Overall, a great story that was both well written and well performed. I thought that Christopher Graybill did a wonderful job helping Carey's words jump off of the page an into my ears. He was able to give the story that little bit of an edge that had me on the edge of my seat.

  • Lullaby

  • By: Jonathan Maberry
  • Narrated by: Scott Brick
  • Length: 37 mins
  • Unabridged
  • Overall
    3.5 out of 5 stars 15,161
  • Performance
    4.5 out of 5 stars 13,896
  • Story
    3.5 out of 5 stars 13,904

A young couple buys a beautiful house by a picturesque lake in the Catskills, looking to escape the bustle of the city to raise their newborn baby. It is a perfect place for a fresh start. Except that nothing is ever as perfect as it seems. As autumn nights close in around their home, they learn that darkness takes many forms. And sometimes that darkness is hungry. New York Times best-selling author Jonathan Maberry delivers an unsettling Audible Original that will give listeners the Halloween creeps all year round.

  • 2 out of 5 stars
  • I guess there’s a reason it’s free

  • By Katie Washington on 10-05-18

Lullaby Will Haunt Your Dreams

Overall
5 out of 5 stars
Performance
5 out of 5 stars
Story
5 out of 5 stars

Reviewed: 11-18-18

I had just finished a book, I knew I was going to be up for another hour so I perused my Audible Library on my phone. I came across the Audible Original. I think it was from October, but I knew I had to give it a try. Paul Stokes (the Audiobook Reviewer) raves about Maberry’s work (especially the Joe Ledger series) so it didn’t take much to twist my arm to start this one.

I started it and obviously finished it in one sitting… right before bed. This wasn’t the best idea because Maberry wrote a story that freaked me out just enough that I had to stay up even later to stop thinking about it.

It had adult themes and some cursing if I’m not mistaken – but it was just a gritty short story that freaked me out. It reminded me a bit of the John W. Dennehy’s books I’ve read. They make you think but also make you look around right before you shut off the lights for bed.

The imagery in Lullaby is perfect. You feel like you are in the house with them as things start to happen. You feel like you can see the rocking and see the arm. Maberry just crushes it with that.
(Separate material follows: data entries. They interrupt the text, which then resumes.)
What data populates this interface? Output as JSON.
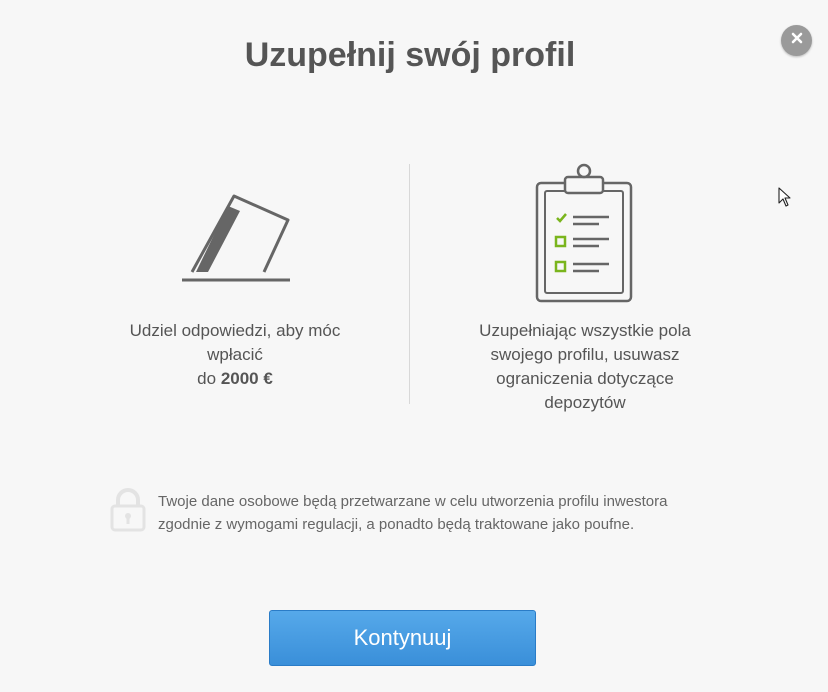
{
  "modal": {
    "title": "Uzupełnij swój profil",
    "close_label": "×"
  },
  "left": {
    "icon": "bank-card-slot-icon",
    "text_line1": "Udziel odpowiedzi, aby móc",
    "text_line2": "wpłacić",
    "text_prefix": "do ",
    "amount": "2000 €"
  },
  "right": {
    "icon": "checklist-clipboard-icon",
    "text_line1": "Uzupełniając wszystkie pola",
    "text_line2": "swojego profilu, usuwasz",
    "text_line3": "ograniczenia dotyczące",
    "text_line4": "depozytów"
  },
  "privacy": {
    "icon": "lock-icon",
    "text": "Twoje dane osobowe będą przetwarzane w celu utworzenia profilu inwestora zgodnie z wymogami regulacji, a ponadto będą traktowane jako poufne."
  },
  "actions": {
    "continue_label": "Kontynuuj"
  },
  "colors": {
    "accent_blue": "#3a8fd9",
    "check_green": "#7ab51d",
    "icon_gray": "#666666"
  }
}
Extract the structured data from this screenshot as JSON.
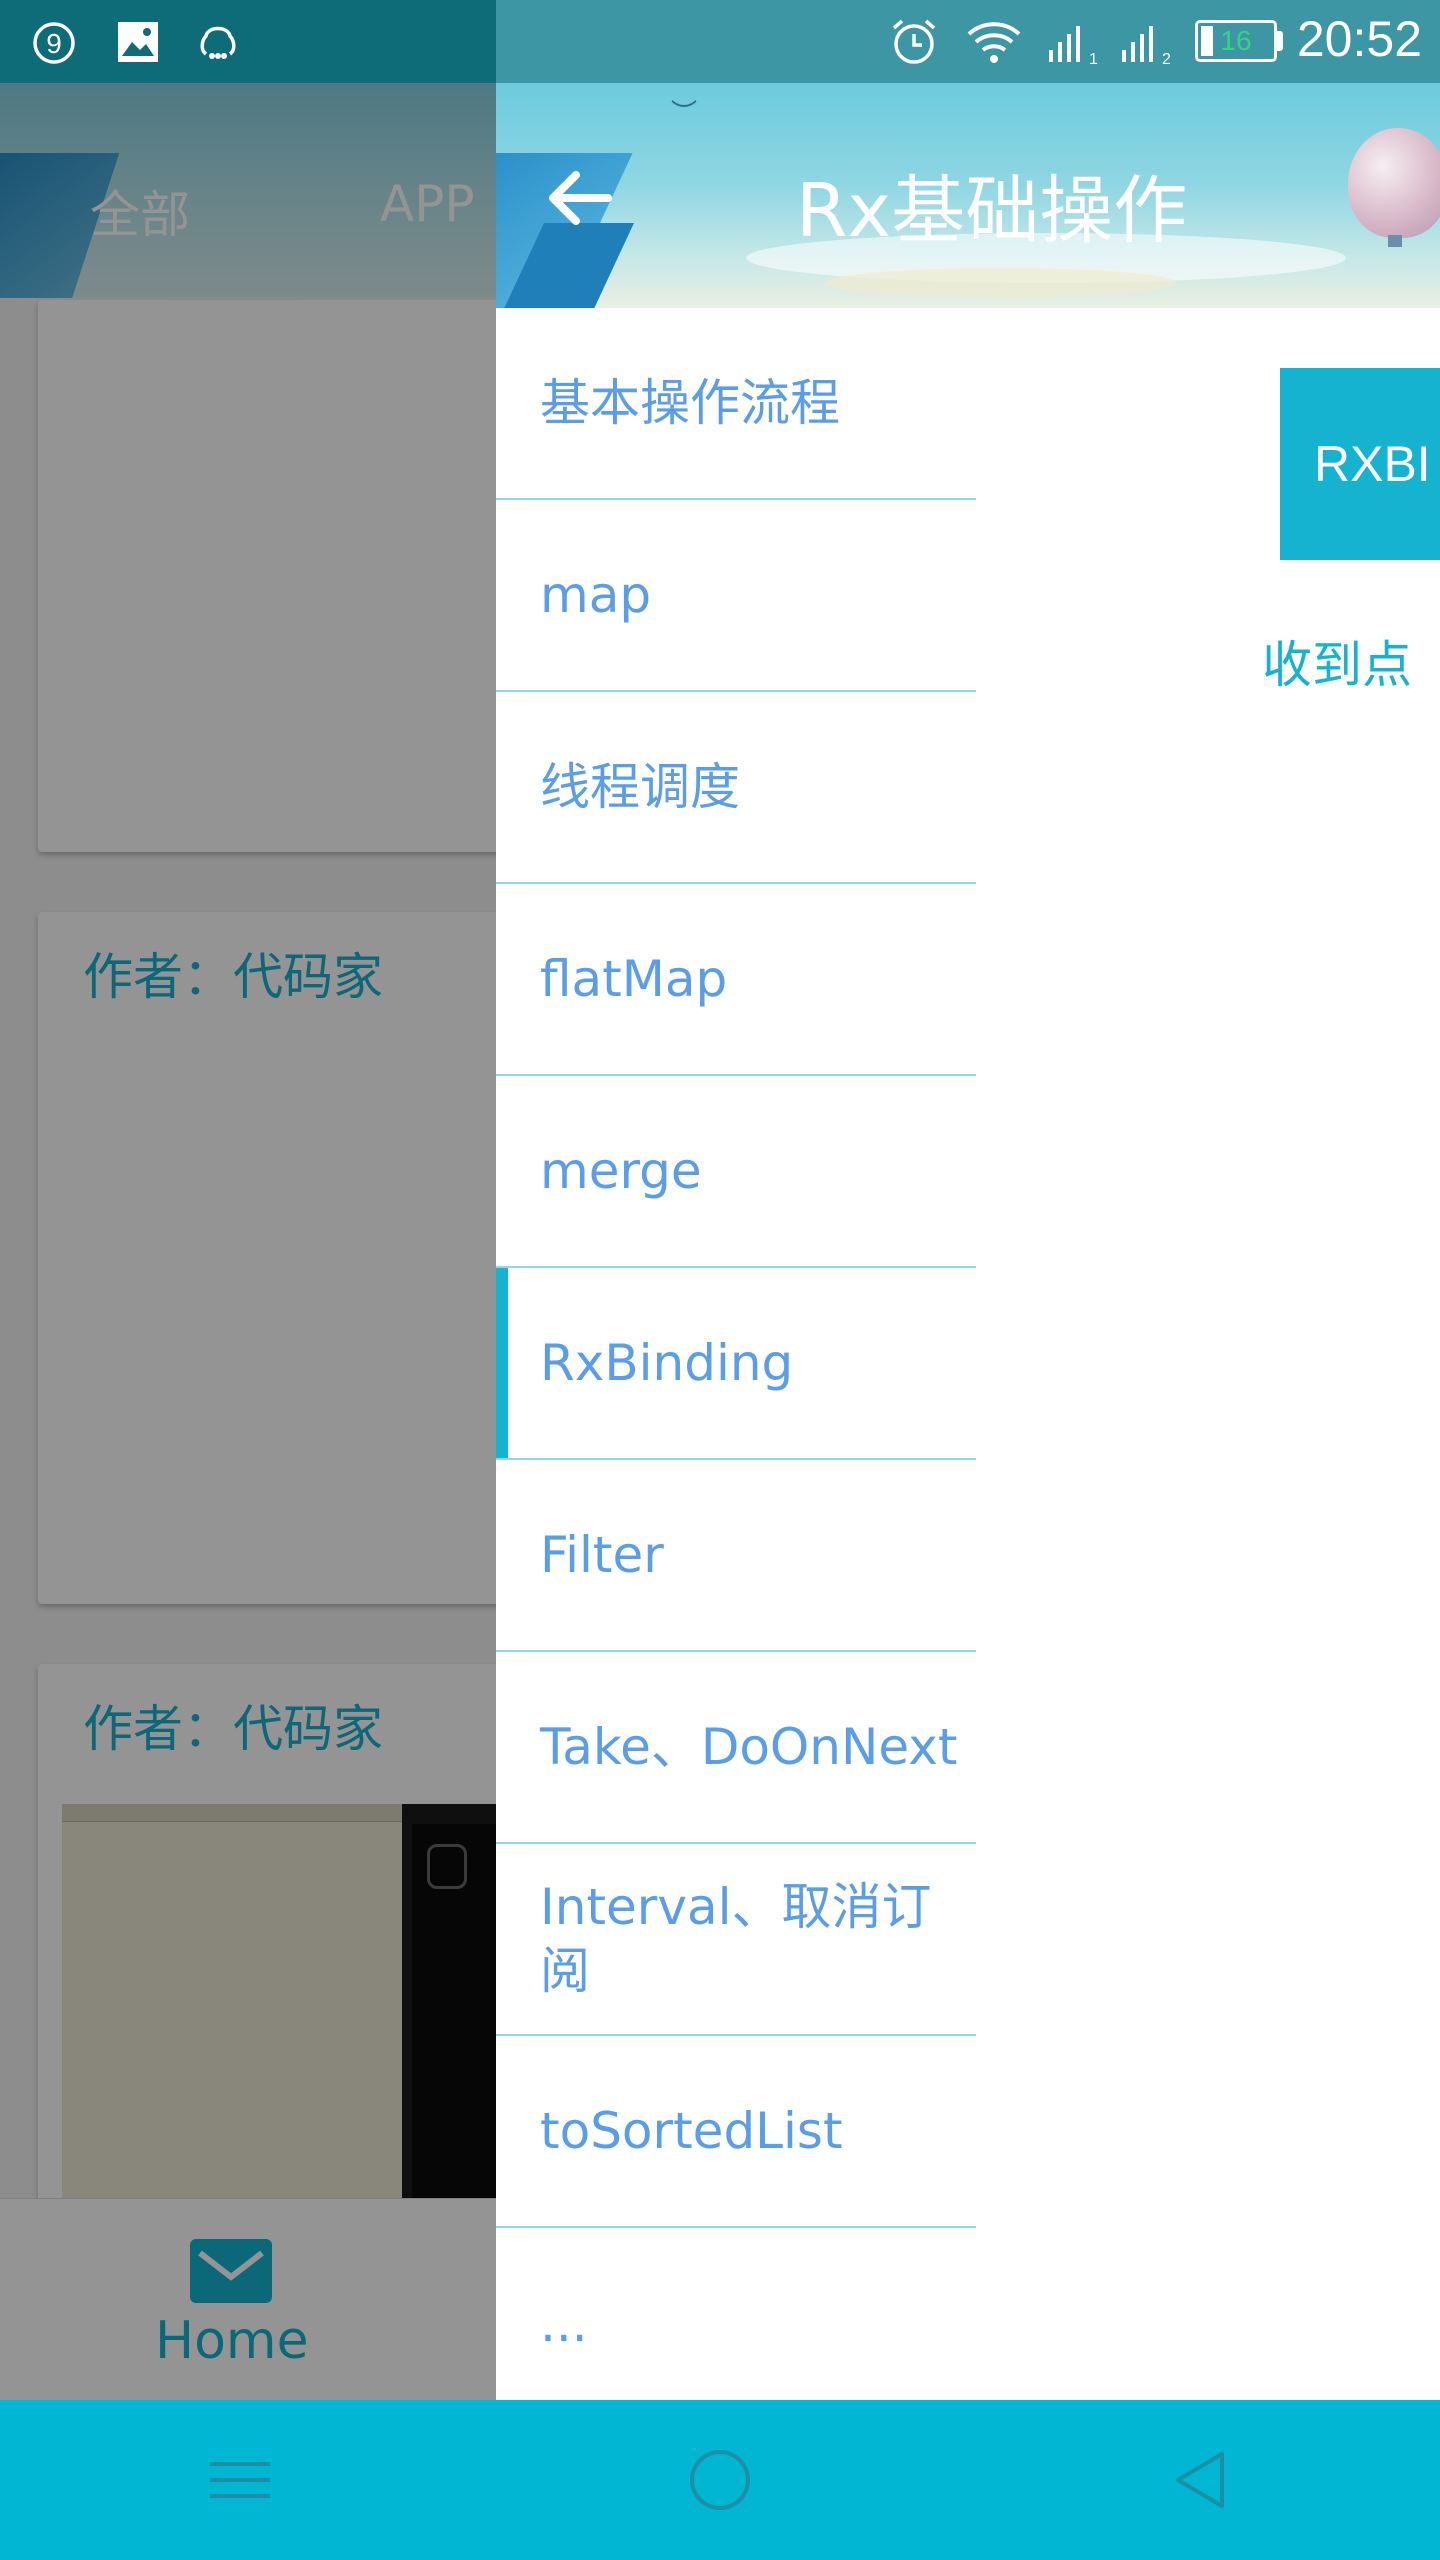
{
  "status_bar": {
    "time": "20:52",
    "battery_level": "16",
    "left_icons": [
      "notification-9-icon",
      "image-icon",
      "qq-icon"
    ],
    "right_icons": [
      "alarm-icon",
      "wifi-icon",
      "signal-1-icon",
      "signal-2-icon",
      "battery-icon"
    ]
  },
  "background_app": {
    "tabs": [
      "全部",
      "APP"
    ],
    "cards": [
      {
        "title": "作者：代码家"
      },
      {
        "title": "作者：代码家"
      }
    ],
    "bottom_nav": {
      "home_label": "Home",
      "home_icon": "mail-icon"
    }
  },
  "drawer": {
    "title": "Rx基础操作",
    "back_icon": "arrow-left-icon",
    "menu_items": [
      {
        "label": "基本操作流程"
      },
      {
        "label": "map"
      },
      {
        "label": "线程调度"
      },
      {
        "label": "flatMap"
      },
      {
        "label": "merge"
      },
      {
        "label": "RxBinding",
        "active": true
      },
      {
        "label": "Filter"
      },
      {
        "label": "Take、DoOnNext"
      },
      {
        "label": "Interval、取消订阅"
      },
      {
        "label": "toSortedList"
      },
      {
        "label": "..."
      }
    ],
    "content": {
      "button_label": "RXBI",
      "received_text": "收到点"
    }
  },
  "system_nav": {
    "buttons": [
      "menu-icon",
      "home-circle-icon",
      "back-triangle-icon"
    ]
  },
  "colors": {
    "accent": "#14b3d0",
    "menu_text": "#5b9de6",
    "divider": "#8fd9e6"
  }
}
And throw in Scott Brick’s performance and… goosebumps. I loved it and it made this book jump off of my phone and right into my memory.